## PROBLEM DESCRIPTION
Wherever a line in the records below contains "Správa", copy that line.

(Website and app data records)
>>>>>

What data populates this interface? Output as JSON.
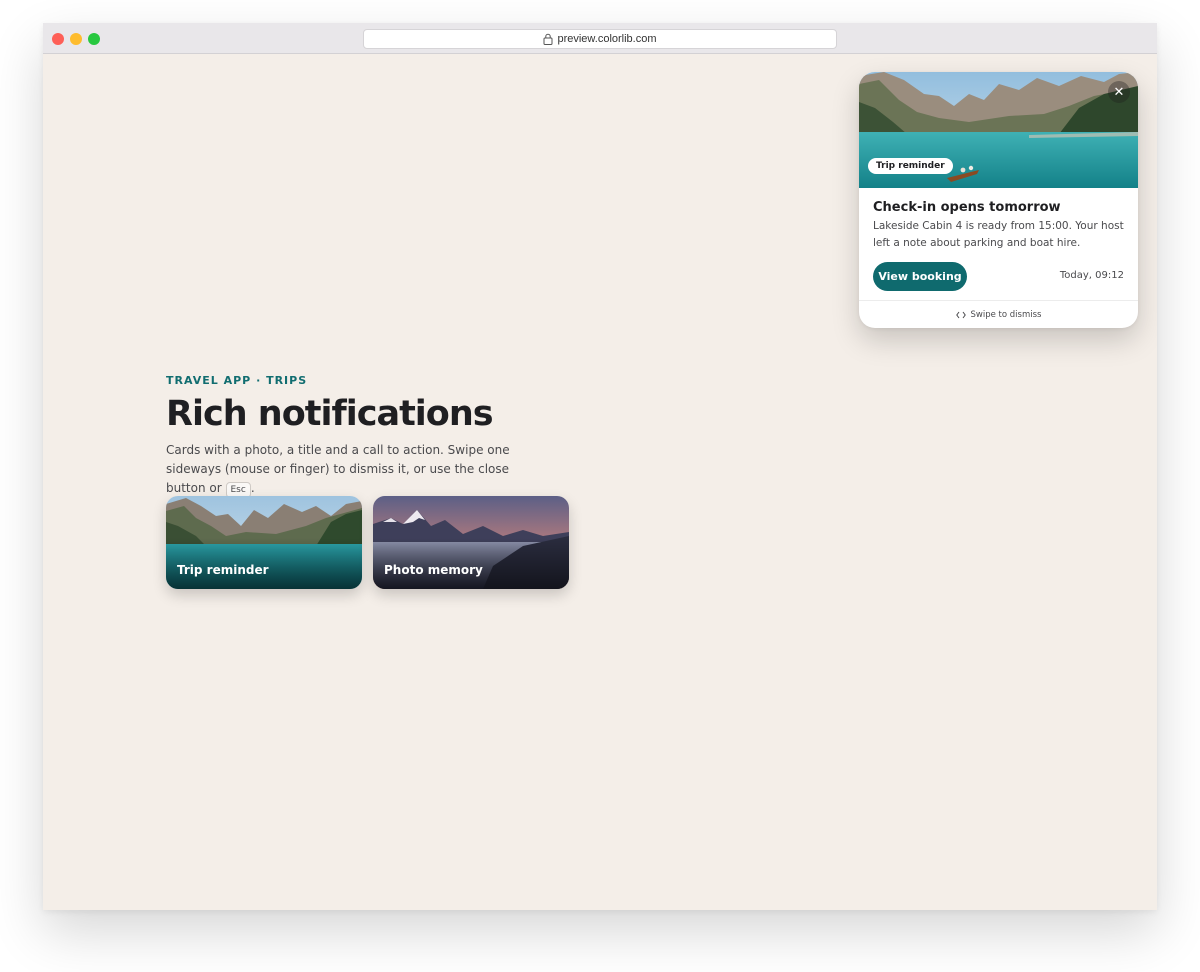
{
  "browser": {
    "url": "preview.colorlib.com"
  },
  "hero": {
    "eyebrow": "TRAVEL APP · TRIPS",
    "title": "Rich notifications",
    "desc_before": "Cards with a photo, a title and a call to action. Swipe one sideways (mouse or finger) to dismiss it, or use the close button or",
    "key": "Esc",
    "desc_after": "."
  },
  "cards": [
    {
      "label": "Trip reminder"
    },
    {
      "label": "Photo memory"
    }
  ],
  "notification": {
    "chip": "Trip reminder",
    "title": "Check-in opens tomorrow",
    "body": "Lakeside Cabin 4 is ready from 15:00. Your host left a note about parking and boat hire.",
    "action": "View booking",
    "time": "Today, 09:12",
    "footer": "Swipe to dismiss"
  },
  "colors": {
    "accent": "#0f6a6e",
    "page_bg": "#f4eee8"
  }
}
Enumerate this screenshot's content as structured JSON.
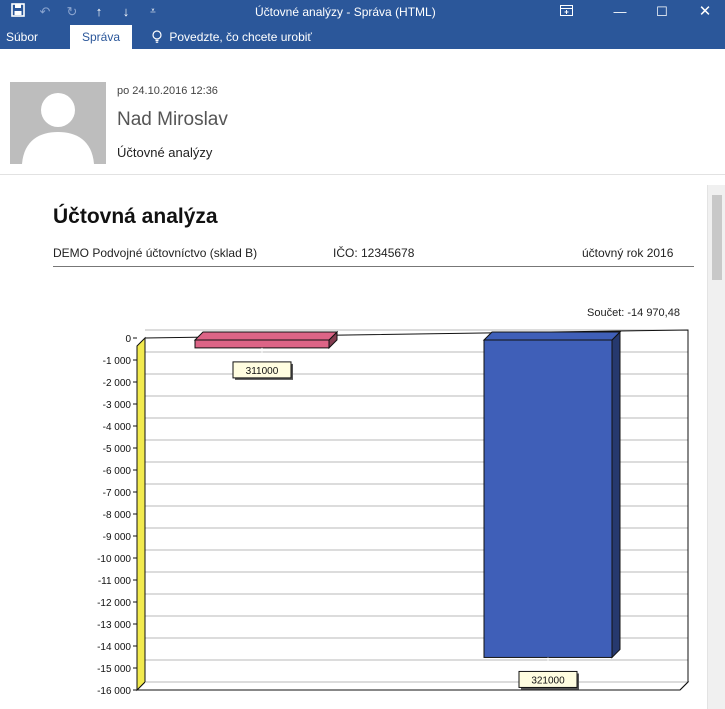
{
  "window": {
    "title": "Účtovné analýzy - Správa (HTML)",
    "icons": [
      "save-icon",
      "undo-icon",
      "redo-icon",
      "up-arrow-icon",
      "down-arrow-icon",
      "customize-icon",
      "ribbon-display-icon",
      "minimize-icon",
      "maximize-icon",
      "close-icon"
    ]
  },
  "ribbon": {
    "file_label": "Súbor",
    "message_label": "Správa",
    "tell_me_label": "Povedzte, čo chcete urobiť",
    "tell_me_icon": "lightbulb-icon"
  },
  "message": {
    "date": "po 24.10.2016 12:36",
    "sender": "Nad Miroslav",
    "subject": "Účtovné analýzy"
  },
  "document": {
    "title": "Účtovná analýza",
    "company": "DEMO Podvojné účtovníctvo (sklad B)",
    "ico": "IČO: 12345678",
    "year": "účtovný rok 2016",
    "sum_label": "Součet: -14 970,48"
  },
  "chart_data": {
    "type": "bar",
    "categories": [
      "311000",
      "321000"
    ],
    "values": [
      -450,
      -14520
    ],
    "colors": [
      "#dc6486",
      "#3f5fb8"
    ],
    "ylim": [
      -16000,
      0
    ],
    "yticks": [
      0,
      -1000,
      -2000,
      -3000,
      -4000,
      -5000,
      -6000,
      -7000,
      -8000,
      -9000,
      -10000,
      -11000,
      -12000,
      -13000,
      -14000,
      -15000,
      -16000
    ],
    "ytick_labels": [
      "0",
      "-1 000",
      "-2 000",
      "-3 000",
      "-4 000",
      "-5 000",
      "-6 000",
      "-7 000",
      "-8 000",
      "-9 000",
      "-10 000",
      "-11 000",
      "-12 000",
      "-13 000",
      "-14 000",
      "-15 000",
      "-16 000"
    ],
    "grid": true
  }
}
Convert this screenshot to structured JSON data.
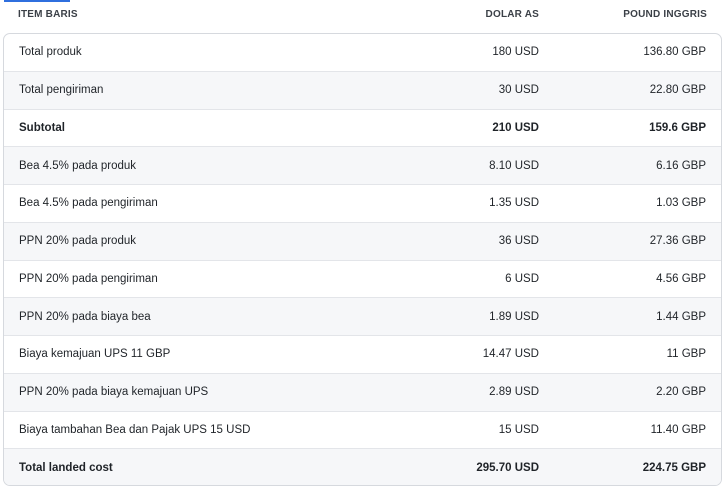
{
  "table": {
    "headers": {
      "item": "ITEM BARIS",
      "usd": "DOLAR AS",
      "gbp": "POUND INGGRIS"
    },
    "rows": [
      {
        "item": "Total produk",
        "usd": "180 USD",
        "gbp": "136.80 GBP"
      },
      {
        "item": "Total pengiriman",
        "usd": "30 USD",
        "gbp": "22.80 GBP"
      },
      {
        "item": "Subtotal",
        "usd": "210 USD",
        "gbp": "159.6 GBP"
      },
      {
        "item": "Bea 4.5% pada produk",
        "usd": "8.10 USD",
        "gbp": "6.16 GBP"
      },
      {
        "item": "Bea 4.5% pada pengiriman",
        "usd": "1.35 USD",
        "gbp": "1.03 GBP"
      },
      {
        "item": "PPN 20% pada produk",
        "usd": "36 USD",
        "gbp": "27.36 GBP"
      },
      {
        "item": "PPN 20% pada pengiriman",
        "usd": "6 USD",
        "gbp": "4.56 GBP"
      },
      {
        "item": "PPN 20% pada biaya bea",
        "usd": "1.89 USD",
        "gbp": "1.44 GBP"
      },
      {
        "item": "Biaya kemajuan UPS 11 GBP",
        "usd": "14.47 USD",
        "gbp": "11 GBP"
      },
      {
        "item": "PPN 20% pada biaya kemajuan UPS",
        "usd": "2.89 USD",
        "gbp": "2.20 GBP"
      },
      {
        "item": "Biaya tambahan Bea dan Pajak UPS 15 USD",
        "usd": "15 USD",
        "gbp": "11.40 GBP"
      },
      {
        "item": "Total landed cost",
        "usd": "295.70 USD",
        "gbp": "224.75 GBP"
      }
    ]
  },
  "colors": {
    "accent": "#2f6fde",
    "row_alt": "#f6f7f9",
    "border": "#d6d9de"
  }
}
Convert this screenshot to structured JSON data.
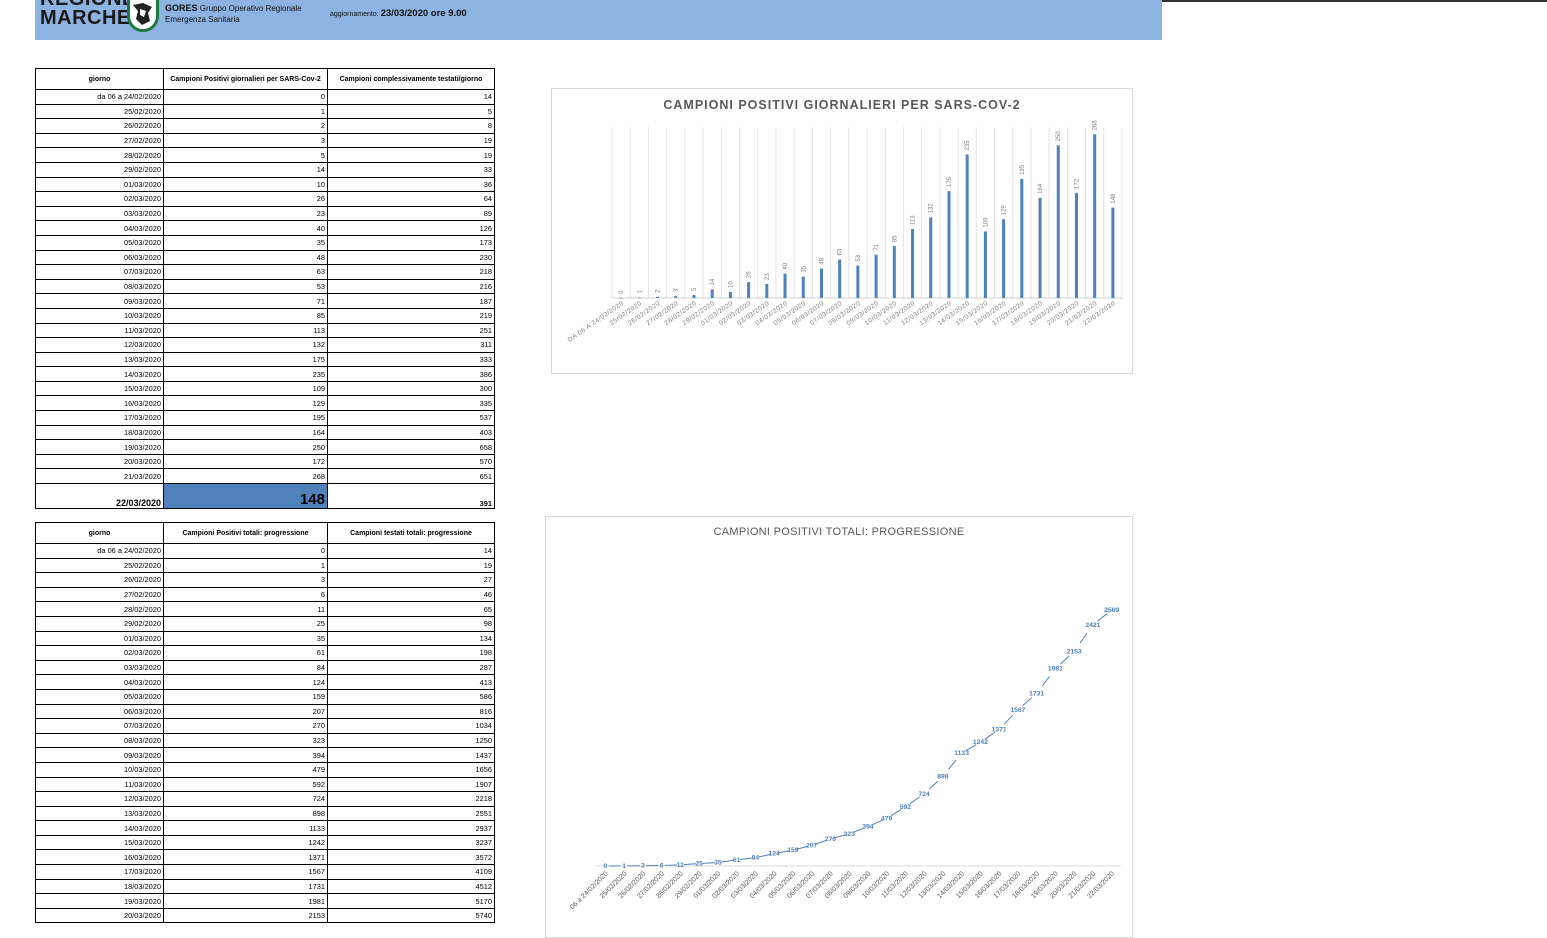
{
  "header": {
    "logo_line1": "REGIONE",
    "logo_line2": "MARCHE",
    "gores_name": "GORES",
    "gores_line1": "Gruppo Operativo Regionale",
    "gores_line2": "Emergenza Sanitaria",
    "update_label": "aggiornamento:",
    "update_value": "23/03/2020 ore 9.00"
  },
  "table1": {
    "headers": [
      "giorno",
      "Campioni Positivi giornalieri per SARS-Cov-2",
      "Campioni complessivamente testati/giorno"
    ],
    "rows": [
      [
        "da 06 a 24/02/2020",
        "0",
        "14"
      ],
      [
        "25/02/2020",
        "1",
        "5"
      ],
      [
        "26/02/2020",
        "2",
        "8"
      ],
      [
        "27/02/2020",
        "3",
        "19"
      ],
      [
        "28/02/2020",
        "5",
        "19"
      ],
      [
        "29/02/2020",
        "14",
        "33"
      ],
      [
        "01/03/2020",
        "10",
        "36"
      ],
      [
        "02/03/2020",
        "26",
        "64"
      ],
      [
        "03/03/2020",
        "23",
        "89"
      ],
      [
        "04/03/2020",
        "40",
        "126"
      ],
      [
        "05/03/2020",
        "35",
        "173"
      ],
      [
        "06/03/2020",
        "48",
        "230"
      ],
      [
        "07/03/2020",
        "63",
        "218"
      ],
      [
        "08/03/2020",
        "53",
        "216"
      ],
      [
        "09/03/2020",
        "71",
        "187"
      ],
      [
        "10/03/2020",
        "85",
        "219"
      ],
      [
        "11/03/2020",
        "113",
        "251"
      ],
      [
        "12/03/2020",
        "132",
        "311"
      ],
      [
        "13/03/2020",
        "175",
        "333"
      ],
      [
        "14/03/2020",
        "235",
        "386"
      ],
      [
        "15/03/2020",
        "109",
        "300"
      ],
      [
        "16/03/2020",
        "129",
        "335"
      ],
      [
        "17/03/2020",
        "195",
        "537"
      ],
      [
        "18/03/2020",
        "164",
        "403"
      ],
      [
        "19/03/2020",
        "250",
        "658"
      ],
      [
        "20/03/2020",
        "172",
        "570"
      ],
      [
        "21/03/2020",
        "268",
        "651"
      ]
    ],
    "total": [
      "22/03/2020",
      "148",
      "391"
    ],
    "highlight_color": "#4f81bd"
  },
  "table2": {
    "headers": [
      "giorno",
      "Campioni Positivi totali: progressione",
      "Campioni testati totali: progressione"
    ],
    "rows": [
      [
        "da 06 a 24/02/2020",
        "0",
        "14"
      ],
      [
        "25/02/2020",
        "1",
        "19"
      ],
      [
        "26/02/2020",
        "3",
        "27"
      ],
      [
        "27/02/2020",
        "6",
        "46"
      ],
      [
        "28/02/2020",
        "11",
        "65"
      ],
      [
        "29/02/2020",
        "25",
        "98"
      ],
      [
        "01/03/2020",
        "35",
        "134"
      ],
      [
        "02/03/2020",
        "61",
        "198"
      ],
      [
        "03/03/2020",
        "84",
        "287"
      ],
      [
        "04/03/2020",
        "124",
        "413"
      ],
      [
        "05/03/2020",
        "159",
        "586"
      ],
      [
        "06/03/2020",
        "207",
        "816"
      ],
      [
        "07/03/2020",
        "270",
        "1034"
      ],
      [
        "08/03/2020",
        "323",
        "1250"
      ],
      [
        "09/03/2020",
        "394",
        "1437"
      ],
      [
        "10/03/2020",
        "479",
        "1656"
      ],
      [
        "11/03/2020",
        "592",
        "1907"
      ],
      [
        "12/03/2020",
        "724",
        "2218"
      ],
      [
        "13/03/2020",
        "898",
        "2551"
      ],
      [
        "14/03/2020",
        "1133",
        "2937"
      ],
      [
        "15/03/2020",
        "1242",
        "3237"
      ],
      [
        "16/03/2020",
        "1371",
        "3572"
      ],
      [
        "17/03/2020",
        "1567",
        "4109"
      ],
      [
        "18/03/2020",
        "1731",
        "4512"
      ],
      [
        "19/03/2020",
        "1981",
        "5170"
      ],
      [
        "20/03/2020",
        "2153",
        "5740"
      ]
    ]
  },
  "chart_data": [
    {
      "type": "bar",
      "title": "CAMPIONI POSITIVI GIORNALIERI PER SARS-COV-2",
      "categories": [
        "DA 06 A 24/02/2020",
        "25/02/2020",
        "26/02/2020",
        "27/02/2020",
        "28/02/2020",
        "29/02/2020",
        "01/03/2020",
        "02/03/2020",
        "03/03/2020",
        "04/03/2020",
        "05/03/2020",
        "06/03/2020",
        "07/03/2020",
        "08/03/2020",
        "09/03/2020",
        "10/03/2020",
        "11/03/2020",
        "12/03/2020",
        "13/03/2020",
        "14/03/2020",
        "15/03/2020",
        "16/03/2020",
        "17/03/2020",
        "18/03/2020",
        "19/03/2020",
        "20/03/2020",
        "21/03/2020",
        "22/03/2020"
      ],
      "values": [
        0,
        1,
        2,
        3,
        5,
        14,
        10,
        26,
        23,
        40,
        35,
        48,
        63,
        53,
        71,
        85,
        113,
        132,
        175,
        235,
        109,
        129,
        195,
        164,
        250,
        172,
        268,
        148
      ],
      "ylim": [
        0,
        280
      ],
      "grid": true,
      "color": "#4f81bd"
    },
    {
      "type": "line",
      "title": "CAMPIONI POSITIVI TOTALI: PROGRESSIONE",
      "categories": [
        "06 a 24/02/2020",
        "25/02/2020",
        "26/02/2020",
        "27/02/2020",
        "28/02/2020",
        "29/02/2020",
        "01/03/2020",
        "02/03/2020",
        "03/03/2020",
        "04/03/2020",
        "05/03/2020",
        "06/03/2020",
        "07/03/2020",
        "08/03/2020",
        "09/03/2020",
        "10/03/2020",
        "11/03/2020",
        "12/03/2020",
        "13/03/2020",
        "14/03/2020",
        "15/03/2020",
        "16/03/2020",
        "17/03/2020",
        "18/03/2020",
        "19/03/2020",
        "20/03/2020",
        "21/03/2020",
        "22/03/2020"
      ],
      "values": [
        0,
        1,
        3,
        6,
        11,
        25,
        35,
        61,
        84,
        124,
        159,
        207,
        270,
        323,
        394,
        479,
        592,
        724,
        898,
        1133,
        1242,
        1371,
        1567,
        1731,
        1981,
        2153,
        2421,
        2569
      ],
      "ylim": [
        0,
        2800
      ],
      "grid": false,
      "color": "#4f81bd"
    }
  ]
}
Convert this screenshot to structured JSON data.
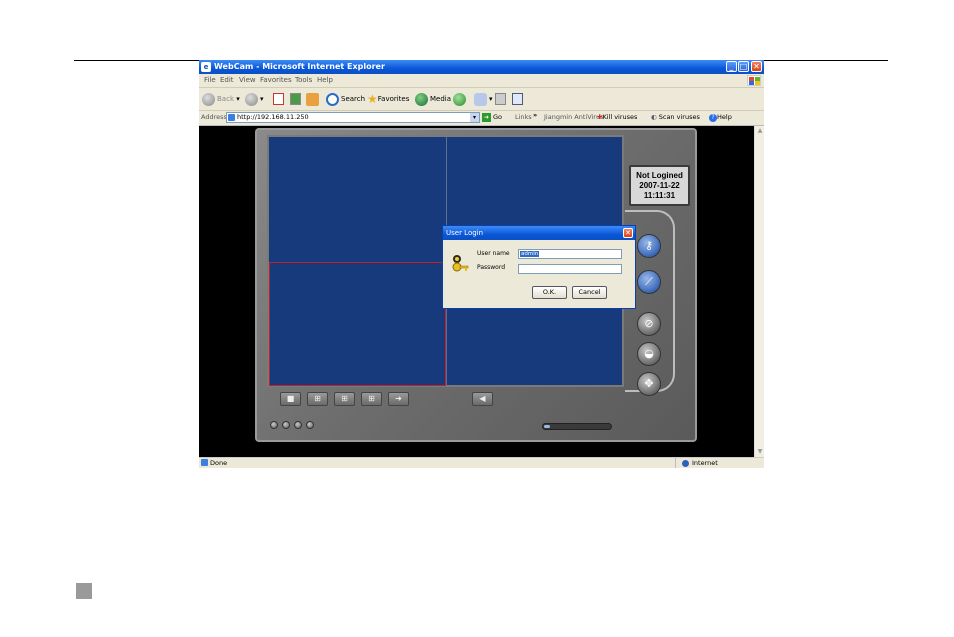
{
  "window": {
    "title": "WebCam - Microsoft Internet Explorer",
    "minimize": "_",
    "maximize": "□",
    "close": "✕"
  },
  "menu": [
    "File",
    "Edit",
    "View",
    "Favorites",
    "Tools",
    "Help"
  ],
  "toolbar": {
    "back": "Back",
    "search": "Search",
    "favorites": "Favorites",
    "media": "Media"
  },
  "address": {
    "label": "Address",
    "url": "http://192.168.11.250",
    "go": "Go",
    "links": "Links",
    "chevron": "»",
    "antivirus": "Jiangmin AntiVirus",
    "kill_viruses": "Kill viruses",
    "scan_viruses": "Scan viruses",
    "help": "Help"
  },
  "status": {
    "text": "Done",
    "zone": "Internet"
  },
  "dvr": {
    "status_line1": "Not Logined",
    "date": "2007-11-22",
    "time": "11:11:31"
  },
  "dialog": {
    "title": "User Login",
    "close": "✕",
    "username_label": "User name",
    "username_value": "admin",
    "password_label": "Password",
    "ok": "O.K.",
    "cancel": "Cancel"
  },
  "colors": {
    "xp_blue": "#0a57d8",
    "video_bg": "#163a7c",
    "selected_cell": "#c0202a"
  }
}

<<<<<

## SOLUTION TO THE PROBLEM
    "title": "Účtovné analýzy - Správa (HTML)",
    "message_label": "Správa",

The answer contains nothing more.